Andrew Ninian, director of stewardship and corporate governance at the IA, said: ‘Appearing on the Public Register should act as a warning to companies that their shareholders are concerned about an aspect of the company’s governance.
‘While many companies are taking the necessary action and engaging with their shareholders, a frustrating number are failing to address investor concerns. We expect these companies to provide an update statement to their shareholders on the engagement they had since the AGM vote, the views heard from shareholders and the follow-on actions taken.
‘We hope that the increased focus on these repeat offenders will encourage them to engage with their shareholders and ensure their concerns are being addressed. The risk if they do not is greater investor concern in the future.’

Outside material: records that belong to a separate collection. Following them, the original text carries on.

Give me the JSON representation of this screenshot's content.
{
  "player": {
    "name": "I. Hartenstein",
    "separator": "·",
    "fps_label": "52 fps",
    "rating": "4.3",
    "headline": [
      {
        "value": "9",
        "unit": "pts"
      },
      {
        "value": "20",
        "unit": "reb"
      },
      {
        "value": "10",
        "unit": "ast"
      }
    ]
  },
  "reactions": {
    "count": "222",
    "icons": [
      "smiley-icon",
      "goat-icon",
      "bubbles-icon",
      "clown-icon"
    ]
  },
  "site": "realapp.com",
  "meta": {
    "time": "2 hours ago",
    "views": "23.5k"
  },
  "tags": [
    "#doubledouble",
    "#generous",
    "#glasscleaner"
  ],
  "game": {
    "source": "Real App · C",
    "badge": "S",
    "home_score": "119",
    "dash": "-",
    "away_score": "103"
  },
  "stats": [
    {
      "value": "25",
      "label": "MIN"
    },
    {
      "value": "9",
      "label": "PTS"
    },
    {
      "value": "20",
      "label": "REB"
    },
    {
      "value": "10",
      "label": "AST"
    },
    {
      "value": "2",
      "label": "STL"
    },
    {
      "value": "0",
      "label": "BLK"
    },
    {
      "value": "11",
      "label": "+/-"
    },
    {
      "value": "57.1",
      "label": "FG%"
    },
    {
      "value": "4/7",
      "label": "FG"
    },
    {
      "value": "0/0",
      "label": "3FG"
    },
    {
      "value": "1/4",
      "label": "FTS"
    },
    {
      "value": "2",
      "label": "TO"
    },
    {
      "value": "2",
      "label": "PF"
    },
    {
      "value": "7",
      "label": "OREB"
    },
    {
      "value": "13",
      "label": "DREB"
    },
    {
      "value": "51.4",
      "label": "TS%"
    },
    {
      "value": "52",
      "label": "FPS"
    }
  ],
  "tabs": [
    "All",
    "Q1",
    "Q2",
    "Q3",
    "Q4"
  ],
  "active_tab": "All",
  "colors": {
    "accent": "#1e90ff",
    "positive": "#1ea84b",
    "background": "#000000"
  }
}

A spokesperson for WPP which suffered a large vote against its remuneration report at its 2018 AGM said: ‘The reason for the significant vote against the report was primarily discontent around the non-disclosure of the details and outcome of an investigation into an allegation of personal misconduct by Sir Martin Sorrell, the terms of his 2008 employment agreement, his subsequent resignation in April 2018, his contractual treatment as a retiree and the “good leaver” treatment of his outstanding share awards.
‘The chairman and the company have engaged extensively with shareowners on the obligations of the Company and the historic and unique nature of the 2008 employment agreement, which have not been replicated in the employment terms of the new CEO of the company.
Berkeley Group, which faced a rebellion over the re-appointment of non-executive director Adrian Lee, said it had explained to investors that, because of different rules in Asia and the UK, Lee technically held too many directorships.
However, it added that he had proved himself over a number of years to be an ‘excellent’ and ‘committed’ member of the board.
AstraZeneca, which has faced shareholder rebellion over its pay plans for its top executives, has not commented.
Report by Pat Sweet